Terrace staircases of the River Euphrates in southeast Turkey, northern Syria and western Iraq: evidence for regional surface uplift

Demir T., WESTAWAY R., Bridgland D. R., Seyrek A.

QUATERNARY SCIENCE REVIEWS, vol.26, no.22-24, pp.2844-2863, 2007 (SCI-Expanded) identifier identifier

  • Publication Type: Article / Article
  • Volume: 26 Issue: 22-24
  • Publication Date: 2007
  • Doi Number: 10.1016/j.quascirev.2007.07.019
  • Journal Indexes: Science Citation Index Expanded (SCI-EXPANDED), Scopus
  • Page Numbers: pp.2844-2863
  • Akdeniz University Affiliated: No
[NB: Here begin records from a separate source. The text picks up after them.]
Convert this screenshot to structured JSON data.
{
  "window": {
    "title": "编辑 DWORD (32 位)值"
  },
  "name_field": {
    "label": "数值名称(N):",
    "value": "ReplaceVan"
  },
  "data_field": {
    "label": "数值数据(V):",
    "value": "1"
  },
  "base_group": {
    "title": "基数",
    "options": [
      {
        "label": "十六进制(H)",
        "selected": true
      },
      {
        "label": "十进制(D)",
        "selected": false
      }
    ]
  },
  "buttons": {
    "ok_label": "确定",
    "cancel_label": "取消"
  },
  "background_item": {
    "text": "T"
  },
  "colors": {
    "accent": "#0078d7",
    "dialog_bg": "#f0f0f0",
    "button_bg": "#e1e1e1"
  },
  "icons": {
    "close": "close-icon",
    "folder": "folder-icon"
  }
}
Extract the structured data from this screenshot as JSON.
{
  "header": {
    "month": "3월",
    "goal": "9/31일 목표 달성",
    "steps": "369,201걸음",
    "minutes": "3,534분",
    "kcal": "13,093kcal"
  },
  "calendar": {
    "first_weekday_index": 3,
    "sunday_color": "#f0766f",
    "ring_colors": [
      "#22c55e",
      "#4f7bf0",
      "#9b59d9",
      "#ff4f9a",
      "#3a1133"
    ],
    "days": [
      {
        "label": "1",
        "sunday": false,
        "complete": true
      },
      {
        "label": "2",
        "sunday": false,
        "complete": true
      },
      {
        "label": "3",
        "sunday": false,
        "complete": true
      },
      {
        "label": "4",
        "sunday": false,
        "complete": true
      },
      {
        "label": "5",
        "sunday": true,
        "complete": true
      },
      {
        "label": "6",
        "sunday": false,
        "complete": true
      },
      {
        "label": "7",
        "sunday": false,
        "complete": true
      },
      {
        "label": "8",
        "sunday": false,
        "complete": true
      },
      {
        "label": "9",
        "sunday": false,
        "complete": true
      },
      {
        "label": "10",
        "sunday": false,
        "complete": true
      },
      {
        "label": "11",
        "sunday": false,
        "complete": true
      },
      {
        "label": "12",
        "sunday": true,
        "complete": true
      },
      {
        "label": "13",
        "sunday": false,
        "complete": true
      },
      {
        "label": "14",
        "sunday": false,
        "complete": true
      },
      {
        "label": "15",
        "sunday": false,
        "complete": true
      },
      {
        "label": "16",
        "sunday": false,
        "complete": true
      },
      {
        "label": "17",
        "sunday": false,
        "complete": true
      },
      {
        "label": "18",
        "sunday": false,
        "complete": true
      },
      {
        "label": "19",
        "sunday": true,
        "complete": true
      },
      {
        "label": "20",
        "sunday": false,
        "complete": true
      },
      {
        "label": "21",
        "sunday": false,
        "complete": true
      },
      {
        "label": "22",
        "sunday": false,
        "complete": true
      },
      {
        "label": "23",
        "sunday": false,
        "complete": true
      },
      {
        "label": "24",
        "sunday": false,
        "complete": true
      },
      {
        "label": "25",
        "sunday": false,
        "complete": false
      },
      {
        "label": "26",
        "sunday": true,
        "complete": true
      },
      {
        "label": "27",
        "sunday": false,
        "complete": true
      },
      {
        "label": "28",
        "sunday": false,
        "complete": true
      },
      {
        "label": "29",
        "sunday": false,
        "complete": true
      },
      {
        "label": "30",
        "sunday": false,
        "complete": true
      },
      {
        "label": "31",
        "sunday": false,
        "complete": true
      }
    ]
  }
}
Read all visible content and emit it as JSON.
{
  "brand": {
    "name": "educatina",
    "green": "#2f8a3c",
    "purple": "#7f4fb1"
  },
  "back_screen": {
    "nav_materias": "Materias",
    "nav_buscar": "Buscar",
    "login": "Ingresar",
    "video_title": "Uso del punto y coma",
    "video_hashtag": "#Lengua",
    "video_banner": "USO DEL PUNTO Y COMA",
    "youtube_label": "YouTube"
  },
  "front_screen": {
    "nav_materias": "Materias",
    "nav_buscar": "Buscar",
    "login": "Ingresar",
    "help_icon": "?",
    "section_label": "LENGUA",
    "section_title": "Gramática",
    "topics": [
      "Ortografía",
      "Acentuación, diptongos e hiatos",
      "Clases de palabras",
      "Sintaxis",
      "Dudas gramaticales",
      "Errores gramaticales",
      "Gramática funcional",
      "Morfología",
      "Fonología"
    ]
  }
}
We present the first overall synthesis of the terrace deposits of the River Euphrates in SE Turkey, northern Syria, and western Iraq, combining new observations with summaries of data sets from different reaches that had previously been independently studied on a piecemeal basis. The largest number of terraces observed in any reach of the Euphrates is 11, in western Iraq, where this river leaves the uplands of the Arabian Platform. In many other localities not more than 5 or 6 terraces have previously been identified, although we infer that some of these are resolvable into multiple terraces. These terraces are typically formed of gravel, principally consisting of Neotethyan ophiolite and metamorphic lithologies transported from Anatolia. Although older gravels are also evident, most of the Euphrates terrace deposits appear, given the chronologies that have been established for different parts of the study region, to date from the late Early Pleistocene onwards, the cold stages most often represented being interpreted as marine Oxygen Isotope Stages 22, 16, 12, 8, 6 and/or 4, and 2. The formation of this terrace staircase reflects regional uplift of the Arabian Platform. Estimated amounts of uplift since the Middle Pliocene decrease southeastward from almost 300 m in SE Turkey to similar to 150 m in western Iraq. Uplift rates increased in the late Early Pleistocene, the uplift estimated since then decreasing from similar to 110 m in SE Turkey to a minimum of similar to 50 m in the Syria-Iraq border region, then increasing further downstream across western Iraq to similar to 70 m. Numerical modelling of this uplift indicates a relatively thin mobile lower-crustal layer, consistent with the low surface heat flow in the Arabian Platform. (c) 2007 Elsevier Ltd. All rights reserved.